  • Minnesota’s Goodhue County Electric Cooperative Association will use a $7.75 million loan to construct 28 miles of line and improve 72 miles. The loan includes $315,000 for smart grid projects. Goodhue’s service territory is predominantly agricultural. Most non-farm employment is associated with agricultural and food processing activities.
  • In Georgia, Amicalola Electric Membership Corporation will use a $61.2 million loan to build 302 miles of line and improve 110 miles. The loan includes $64,000 for smart grid projects. Agriculture and tourism are the major industries in Amicalola’s service territory.

USDA is announcing investments today in rural communities in California, Colorado, Florida, Georgia, Illinois, Kansas, Minnesota, Missouri, North Dakota, Ohio, Oklahoma, South Carolina, South Dakota and Wisconsin. They underscore Secretary Perdue’s priority to promote rural economic development by centering around three principles: infrastructure, partnerships and innovation.

USDA’s investments in electric infrastructure have increased productivity and improved the quality of life in rural areas for nearly 80 years.

In April 2017, President Donald J. Trump established the Interagency Task Force on Agriculture and Rural Prosperity to identify legislative, regulatory and policy changes that could promote agriculture and prosperity in rural communities. In January 2018, Secretary Perdue presented the Task Force’s findings to President Trump. These findings included 31 recommendations to align the federal government with state, local and tribal governments to take advantage of opportunities that exist in rural America. Increasing investments in rural infrastructure is a key recommendation of the task force.

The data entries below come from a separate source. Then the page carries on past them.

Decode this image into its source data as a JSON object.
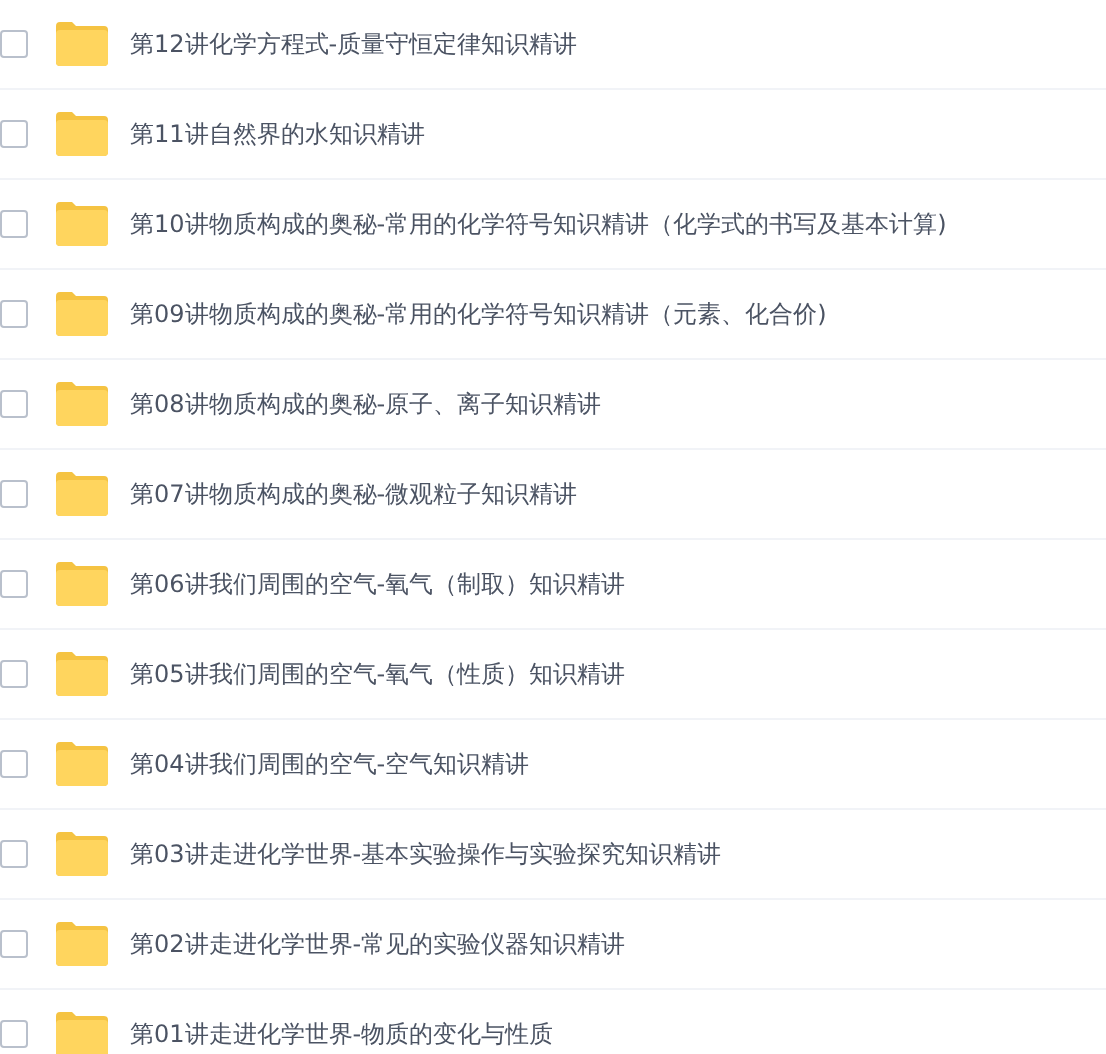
{
  "files": [
    {
      "name": "第12讲化学方程式-质量守恒定律知识精讲",
      "checked": false
    },
    {
      "name": "第11讲自然界的水知识精讲",
      "checked": false
    },
    {
      "name": "第10讲物质构成的奥秘-常用的化学符号知识精讲（化学式的书写及基本计算)",
      "checked": false
    },
    {
      "name": "第09讲物质构成的奥秘-常用的化学符号知识精讲（元素、化合价)",
      "checked": false
    },
    {
      "name": "第08讲物质构成的奥秘-原子、离子知识精讲",
      "checked": false
    },
    {
      "name": "第07讲物质构成的奥秘-微观粒子知识精讲",
      "checked": false
    },
    {
      "name": "第06讲我们周围的空气-氧气（制取）知识精讲",
      "checked": false
    },
    {
      "name": "第05讲我们周围的空气-氧气（性质）知识精讲",
      "checked": false
    },
    {
      "name": "第04讲我们周围的空气-空气知识精讲",
      "checked": false
    },
    {
      "name": "第03讲走进化学世界-基本实验操作与实验探究知识精讲",
      "checked": false
    },
    {
      "name": "第02讲走进化学世界-常见的实验仪器知识精讲",
      "checked": false
    },
    {
      "name": "第01讲走进化学世界-物质的变化与性质",
      "checked": false
    }
  ]
}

To view the report in its entirety, please view the Report to the President of the United States from the Task Force on Agriculture and Rural Prosperity (PDF, 5.4 MB). In addition, to view the categories of the recommendations, please view the Rural Prosperity infographic (PDF, 190 KB).

USDA Rural Development provides loans and grants to help expand economic opportunities and create jobs in rural areas. This assistance supports infrastructure improvements; business development; housing; community services such as schools, public safety and health care; and high-speed internet access in rural areas. For more information, visit www.rd.usda.gov.